Don't miss

Replay


LATEST SHOWS

BUSINESS DAILY

Trump says he won't scrap NAFTA right away, opens negotiations

Read more

IN THE PAPERS

Barack Obama under fire over $400,000 speaking gig

Read more

IN THE PAPERS

Teacher's pet vs party girl: Macron and Le Pen's younger years

Read more

EYE ON AFRICA

Hissene Habré trial: Senegal court upholds life sentence for Chad's ex-leader

Read more

MEDIAWATCH

Trump's first 100 days, Simpsons style

Read more

THE DEBATE

The New Normal: Trump's first 100 days in office (part 1)

Read more

THE DEBATE

The New Normal: Trump's first 100 days in office (part 2)

Read more

THE CAMPAIGN BEAT

French high school students make their voices heard while Le Pen goes fishing

Read more

FOCUS

Burma's citizens still jailed for speaking their minds

Read more

France

Launch of national loan set for start of 2010, PM says

Text by FRANCE 24 (with wires)

Latest update : 2009-06-29

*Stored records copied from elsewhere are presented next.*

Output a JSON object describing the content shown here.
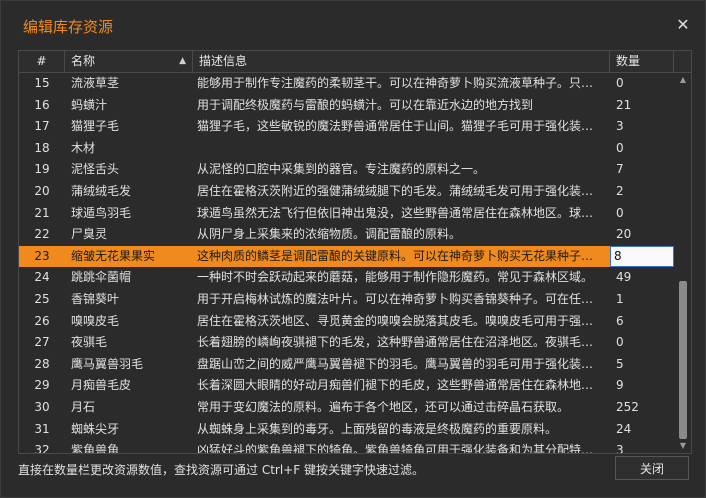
{
  "window": {
    "title": "编辑库存资源",
    "close_icon": "✕"
  },
  "table": {
    "columns": {
      "num": "#",
      "name": "名称",
      "desc": "描述信息",
      "qty": "数量"
    },
    "sort_indicator": "▲",
    "rows": [
      {
        "num": "15",
        "name": "流液草茎",
        "desc": "能够用于制作专注魔药的柔韧茎干。可以在神奇萝卜购买流液草种子。只能...",
        "qty": "0"
      },
      {
        "num": "16",
        "name": "蚂蟥汁",
        "desc": "用于调配终极魔药与雷酿的蚂蟥汁。可以在靠近水边的地方找到",
        "qty": "21"
      },
      {
        "num": "17",
        "name": "猫狸子毛",
        "desc": "猫狸子毛，这些敏锐的魔法野兽通常居住于山间。猫狸子毛可用于强化装备...",
        "qty": "3"
      },
      {
        "num": "18",
        "name": "木材",
        "desc": "",
        "qty": "0"
      },
      {
        "num": "19",
        "name": "泥怪舌头",
        "desc": "从泥怪的口腔中采集到的器官。专注魔药的原料之一。",
        "qty": "7"
      },
      {
        "num": "20",
        "name": "蒲绒绒毛发",
        "desc": "居住在霍格沃茨附近的强健蒲绒绒腿下的毛发。蒲绒绒毛发可用于强化装备...",
        "qty": "2"
      },
      {
        "num": "21",
        "name": "球遁鸟羽毛",
        "desc": "球遁鸟虽然无法飞行但依旧神出鬼没，这些野兽通常居住在森林地区。球遁...",
        "qty": "0"
      },
      {
        "num": "22",
        "name": "尸臭灵",
        "desc": "从阴尸身上采集来的浓缩物质。调配雷酿的原料。",
        "qty": "20"
      },
      {
        "num": "23",
        "name": "缩皱无花果果实",
        "desc": "这种肉质的鳞茎是调配雷酿的关键原料。可以在神奇萝卜购买无花果种子。...",
        "qty": "8"
      },
      {
        "num": "24",
        "name": "跳跳伞菌帽",
        "desc": "一种时不时会跃动起来的蘑菇，能够用于制作隐形魔药。常见于森林区域。",
        "qty": "49"
      },
      {
        "num": "25",
        "name": "香锦葵叶",
        "desc": "用于开启梅林试炼的魔法叶片。可以在神奇萝卜购买香锦葵种子。可在任何...",
        "qty": "1"
      },
      {
        "num": "26",
        "name": "嗅嗅皮毛",
        "desc": "居住在霍格沃茨地区、寻觅黄金的嗅嗅会脱落其皮毛。嗅嗅皮毛可用于强化...",
        "qty": "6"
      },
      {
        "num": "27",
        "name": "夜骐毛",
        "desc": "长着翅膀的嶙峋夜骐褪下的毛发，这种野兽通常居住在沼泽地区。夜骐毛发...",
        "qty": "0"
      },
      {
        "num": "28",
        "name": "鹰马翼兽羽毛",
        "desc": "盘踞山峦之间的威严鹰马翼兽褪下的羽毛。鹰马翼兽的羽毛可用于强化装备...",
        "qty": "5"
      },
      {
        "num": "29",
        "name": "月痴兽毛皮",
        "desc": "长着深圆大眼睛的好动月痴兽们褪下的毛皮，这些野兽通常居住在森林地区...",
        "qty": "9"
      },
      {
        "num": "30",
        "name": "月石",
        "desc": "常用于变幻魔法的原料。遍布于各个地区，还可以通过击碎晶石获取。",
        "qty": "252"
      },
      {
        "num": "31",
        "name": "蜘蛛尖牙",
        "desc": "从蜘蛛身上采集到的毒牙。上面残留的毒液是终极魔药的重要原料。",
        "qty": "24"
      },
      {
        "num": "32",
        "name": "紫角兽角",
        "desc": "凶猛好斗的紫角兽褪下的犄角。紫角兽犄角可用于强化装备和为其分配特质。",
        "qty": "3"
      }
    ],
    "selected_num": "23"
  },
  "scrollbar": {
    "up_icon": "▲",
    "down_icon": "▼"
  },
  "footer": {
    "hint": "直接在数量栏更改资源数值，查找资源可通过 Ctrl+F 键按关键字快速过滤。",
    "close_button": "关闭"
  },
  "colors": {
    "accent": "#f08a1c",
    "background": "#2b2b2b"
  }
}
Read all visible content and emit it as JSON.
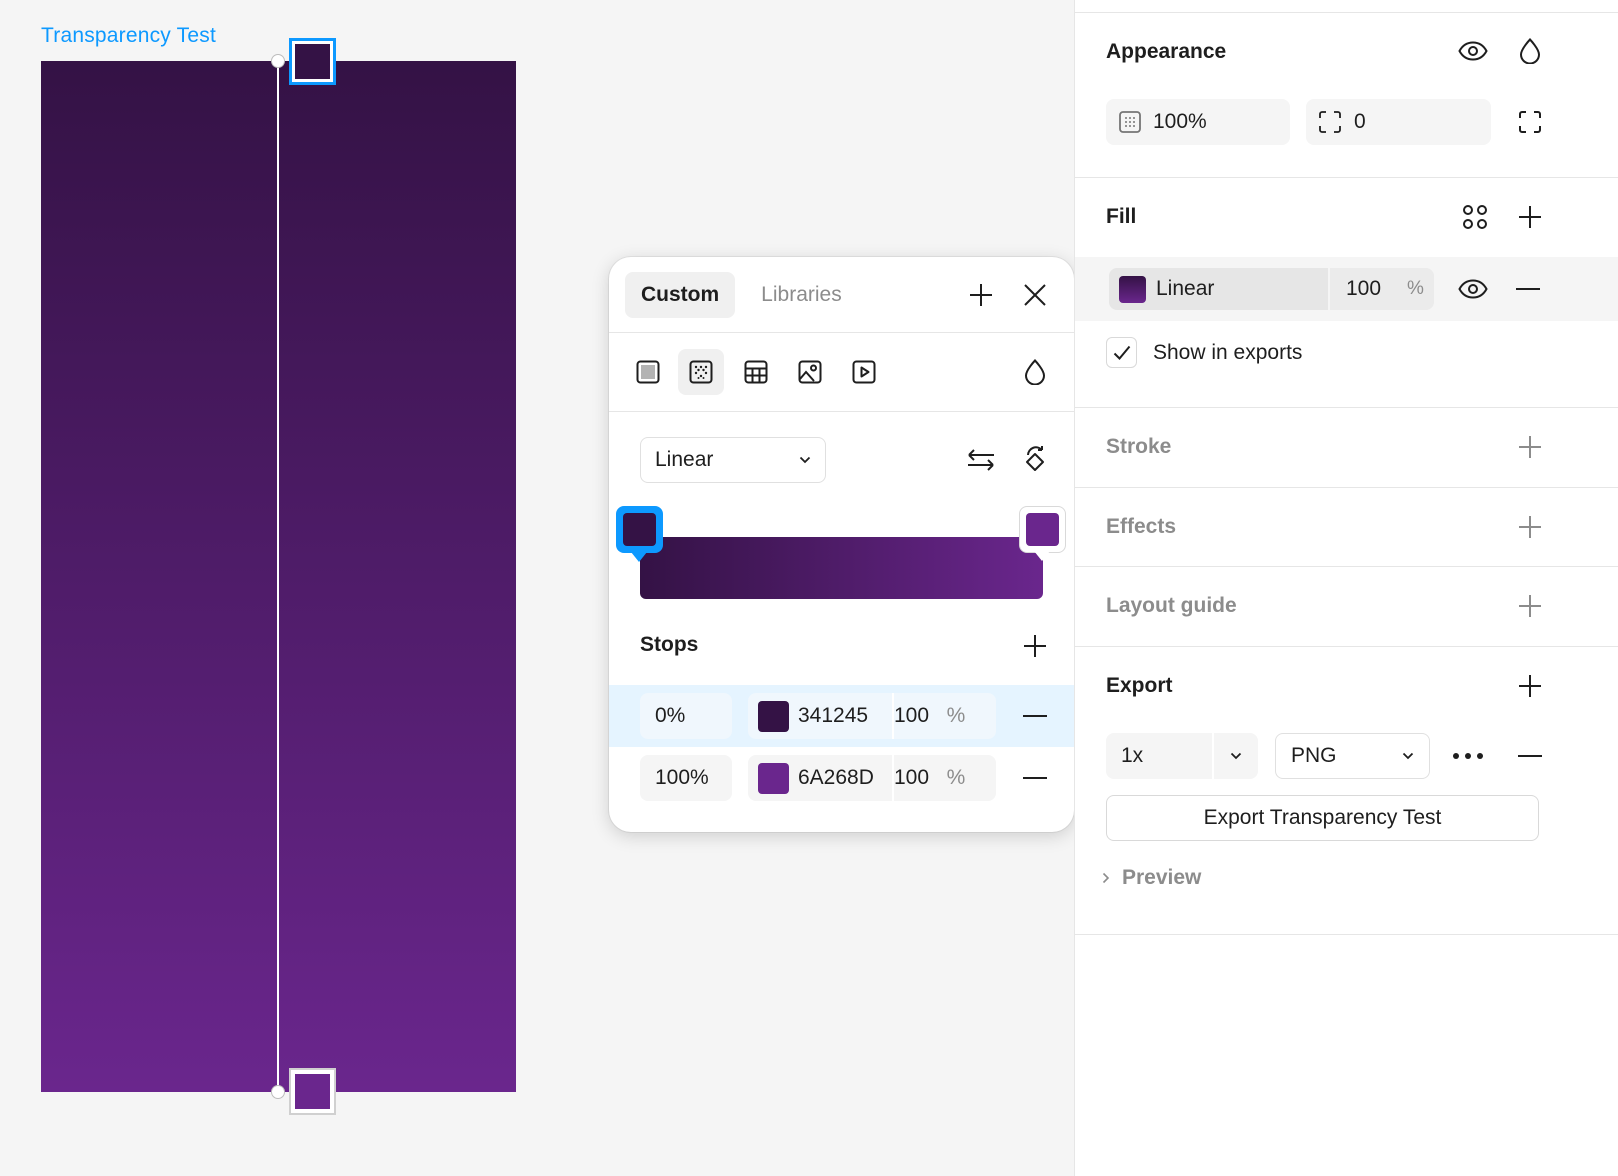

The large-scale national loan outlined by French President Nicolas Sarkozy for financing domestic projects will be created at the beginning of 2010 and will help finance France's future, Prime Minister François Fillon (centre) said on Sunday.

The large-scale national loan outlined by French President Nicolas Sarkozy for financing domestic projects will be created at the beginning of 2010, Prime Minister François Fillon announced on Sunday. Fillon emphasised that the loan was not a second recovery package but rather an investment in France's future. 

 

"[The fund] will serve to outline our vision for France, that is to say, a post-financial crisis France," he said after a government meeting at the premier's head office at Matignon.

 

Regarding further discussions on the specifics of the fund that are set to begin on Wednesday, he pledged that the "great debate" over them would be concluded within the first two weeks of November and followed by the passage of better legislation to govern the nation's finances.

 

As to the "national priorities" that will benefit from the fund, Fillon said financing would be focused on projects that lend themselves to concrete, "targeted" plans with obvious financial and socioeconomic advantages. He cited sustainable development and ecologically sound ventures as possible examples, along with improvements and modernisations of the university system.

 

The premier warned, however, that the fund would not act as a "miracle solution" to all of France's budgetary problems.

 

In an attempt to quell fears that a national loan would simply mask the state’s massive debt, Fillon assured that France will also cut public spending at the same time as the loan is launched.

 

According to an Opinion Way survey, 56% of the French population is opposed to the idea of a national loan. 82% claim they don’t intend to subscribe to it.
 

 

Date created : 2009-06-28

COMMENT(S)